cyber bullying

Preventing Cyberbullying at Work

Workplace bullying costs the Australian economy $36 billion yearly, with cyberbullying being the most common form.

Cyberbullies often tend to remain anonymous while they bully coworkers. This element of anonymity makes cyberbullying difficult for many employers to tackle. This post explores ways in which victims and employers can prevent cyberbullying at work.

What is Cyberbullying?

Cyberbullying is bullying behavior in the form of intimidation, humiliation, harassment, and threats that take place through the use of computers, cellphones, or other electronic devices. It often involves someone sending, posting, or sharing negative, offensive, false, harmful, or humiliating material about someone, or acting in a way to intentionally intimidate someone else.

Cyberbullying is usually upsetting to the victim and it usually lowers their productivity as they lose focus. Severe cyberbullying in the workplace can also lead to mental health issues and absenteeism.

What Should Victims Do?

Victims of cyberbullying should never ignore the warning signs, hoping it will subside. It almost never goes away until concrete actions are taken. Here are some of what they can do:

  • Respond calmly and rationally

It’s important that victims keep their cool and not respond in anger. Getting into an online conflict should be avoided. That’s why any response should be calm and measured. In some scenarios, it’s best not to even reply.

  • Checking Privacy Setting in Social Media

By checking their social media privacy settings, victims can know who sees their posts and maybe even be able to identify potential bullies.

  • Tell the Cyberbully to Stop

Open communication with the bully can also help victims clarify that they do not appreciate such acts. That way, cyberbullies have no excuse for whatever actions will be taken from thereon.

  • Keep a list of the Harassment

Compiling a list of such harassment, if it continues, will help gather evidence that can be used to support cyberbullying claims.

  • Report It

If cyberbullying persists, it should be reported to employers. If the bullying involves death threats, then victims might have to involve the police.

What Should Employers Do?

It is the responsibility of every employer to preserve workplace safety, and cyberbullying is a great threat to that. Here are some of what employers can do to prevent cyberbullying:

  • Rigorous background checks

The first step employers can take is to hire individuals that will respect coworkers. That’s why criminal history checks are a must. Organisations are increasingly turning to local online service providers like Australian national character check Australia where background checks can be obtained online. Individuals that are prone to violence or have been charged with harassment before can easily be identified and filtered out during the hiring process.

  • Having Anti-bullying Policies in Place

Employers should make it clear what behaviors are acceptable when using social media. Ideally, the policy should define acceptable conduct for both work-related social media accounts and personal accounts. Furthermore, employers must ensure that every employee is fully aware of such anti-bullying policies.

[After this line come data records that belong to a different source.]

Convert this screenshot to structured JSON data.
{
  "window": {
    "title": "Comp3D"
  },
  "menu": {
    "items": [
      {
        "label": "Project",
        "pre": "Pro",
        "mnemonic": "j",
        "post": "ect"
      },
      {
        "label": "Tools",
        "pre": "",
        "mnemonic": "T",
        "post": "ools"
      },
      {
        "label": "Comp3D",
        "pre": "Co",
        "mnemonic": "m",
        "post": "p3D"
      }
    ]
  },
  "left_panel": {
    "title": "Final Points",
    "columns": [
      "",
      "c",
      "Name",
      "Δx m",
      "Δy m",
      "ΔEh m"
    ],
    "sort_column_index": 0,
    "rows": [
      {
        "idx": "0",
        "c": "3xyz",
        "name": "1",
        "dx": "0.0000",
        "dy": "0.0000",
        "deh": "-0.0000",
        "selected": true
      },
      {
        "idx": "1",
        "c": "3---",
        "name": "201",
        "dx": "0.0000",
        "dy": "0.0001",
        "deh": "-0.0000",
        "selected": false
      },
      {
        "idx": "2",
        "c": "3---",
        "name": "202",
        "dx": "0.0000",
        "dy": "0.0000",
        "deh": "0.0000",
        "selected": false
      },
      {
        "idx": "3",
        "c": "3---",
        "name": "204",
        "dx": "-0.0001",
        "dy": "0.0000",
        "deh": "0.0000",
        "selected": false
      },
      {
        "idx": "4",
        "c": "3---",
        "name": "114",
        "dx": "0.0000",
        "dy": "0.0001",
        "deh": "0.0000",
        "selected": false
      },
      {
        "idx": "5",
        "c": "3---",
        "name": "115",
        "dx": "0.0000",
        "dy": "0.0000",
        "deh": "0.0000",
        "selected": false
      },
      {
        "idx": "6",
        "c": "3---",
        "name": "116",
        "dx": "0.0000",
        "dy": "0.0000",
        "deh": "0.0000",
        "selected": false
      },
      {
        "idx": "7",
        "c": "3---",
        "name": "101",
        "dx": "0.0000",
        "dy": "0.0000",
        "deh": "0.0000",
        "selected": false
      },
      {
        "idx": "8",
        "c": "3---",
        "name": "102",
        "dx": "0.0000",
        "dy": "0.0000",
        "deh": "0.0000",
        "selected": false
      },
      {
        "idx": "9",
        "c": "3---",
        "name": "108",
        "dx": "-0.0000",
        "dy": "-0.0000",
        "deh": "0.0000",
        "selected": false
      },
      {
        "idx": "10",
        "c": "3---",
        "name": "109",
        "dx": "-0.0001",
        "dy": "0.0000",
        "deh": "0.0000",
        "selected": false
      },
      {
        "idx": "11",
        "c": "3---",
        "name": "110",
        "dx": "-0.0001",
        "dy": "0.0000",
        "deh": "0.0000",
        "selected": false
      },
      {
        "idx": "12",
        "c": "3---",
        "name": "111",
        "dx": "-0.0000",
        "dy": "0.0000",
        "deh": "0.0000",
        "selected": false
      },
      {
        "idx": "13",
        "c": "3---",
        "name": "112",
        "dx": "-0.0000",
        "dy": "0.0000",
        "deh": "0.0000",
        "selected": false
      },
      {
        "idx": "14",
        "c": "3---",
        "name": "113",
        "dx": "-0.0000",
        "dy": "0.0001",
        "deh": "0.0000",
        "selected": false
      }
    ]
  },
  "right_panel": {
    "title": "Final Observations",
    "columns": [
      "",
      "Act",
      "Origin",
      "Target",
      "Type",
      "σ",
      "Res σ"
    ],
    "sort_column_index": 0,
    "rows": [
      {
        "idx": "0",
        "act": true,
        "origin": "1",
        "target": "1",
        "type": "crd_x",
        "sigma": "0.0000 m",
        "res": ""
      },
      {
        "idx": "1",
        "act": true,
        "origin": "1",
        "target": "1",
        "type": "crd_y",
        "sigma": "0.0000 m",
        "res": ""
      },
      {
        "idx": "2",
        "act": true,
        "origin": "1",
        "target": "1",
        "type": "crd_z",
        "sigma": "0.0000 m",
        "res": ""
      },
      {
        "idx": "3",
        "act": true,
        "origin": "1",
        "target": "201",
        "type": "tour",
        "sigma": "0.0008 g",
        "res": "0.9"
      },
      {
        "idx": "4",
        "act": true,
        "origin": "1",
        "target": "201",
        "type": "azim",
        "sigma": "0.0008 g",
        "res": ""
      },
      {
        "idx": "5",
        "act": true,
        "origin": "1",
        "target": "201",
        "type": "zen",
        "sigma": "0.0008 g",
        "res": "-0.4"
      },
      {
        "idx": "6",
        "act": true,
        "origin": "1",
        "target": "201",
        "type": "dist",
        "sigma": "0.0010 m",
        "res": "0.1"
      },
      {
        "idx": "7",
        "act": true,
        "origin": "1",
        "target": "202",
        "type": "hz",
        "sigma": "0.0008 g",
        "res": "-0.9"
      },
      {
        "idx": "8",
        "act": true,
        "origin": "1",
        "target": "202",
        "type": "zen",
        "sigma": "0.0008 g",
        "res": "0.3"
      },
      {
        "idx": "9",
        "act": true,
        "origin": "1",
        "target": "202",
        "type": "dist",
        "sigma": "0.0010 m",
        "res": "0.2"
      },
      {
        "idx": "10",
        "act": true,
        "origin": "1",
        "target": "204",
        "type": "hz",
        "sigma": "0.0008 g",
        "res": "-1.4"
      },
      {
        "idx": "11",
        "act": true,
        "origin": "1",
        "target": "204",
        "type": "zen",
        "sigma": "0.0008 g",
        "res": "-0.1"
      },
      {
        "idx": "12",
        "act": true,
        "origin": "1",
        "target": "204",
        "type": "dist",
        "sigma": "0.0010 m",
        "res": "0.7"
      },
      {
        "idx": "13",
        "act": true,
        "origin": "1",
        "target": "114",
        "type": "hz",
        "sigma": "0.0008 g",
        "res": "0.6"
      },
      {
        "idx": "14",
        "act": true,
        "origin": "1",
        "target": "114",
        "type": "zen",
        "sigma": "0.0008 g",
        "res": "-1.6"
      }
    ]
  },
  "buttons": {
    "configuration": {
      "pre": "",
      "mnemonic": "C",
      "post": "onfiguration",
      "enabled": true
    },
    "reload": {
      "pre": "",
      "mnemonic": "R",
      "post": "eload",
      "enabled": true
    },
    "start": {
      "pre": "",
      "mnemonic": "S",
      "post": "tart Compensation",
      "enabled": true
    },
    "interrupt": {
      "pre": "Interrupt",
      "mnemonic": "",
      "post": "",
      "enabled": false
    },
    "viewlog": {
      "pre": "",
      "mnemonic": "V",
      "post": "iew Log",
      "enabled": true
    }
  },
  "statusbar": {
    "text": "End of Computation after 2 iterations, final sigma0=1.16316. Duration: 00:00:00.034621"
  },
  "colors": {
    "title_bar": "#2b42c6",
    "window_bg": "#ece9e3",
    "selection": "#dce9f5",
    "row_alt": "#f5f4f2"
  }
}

  • Dealing With Complaints

Although many employers have anti-bullying policies in place, only a few deal with allegations seriously. In a recent survey, four out of five employees felt that their employer was ineffective in handling cyberbullying.

Employers should thoroughly investigate cyberbullying claims so that the perpetrator can be identified and the matter resolved promptly.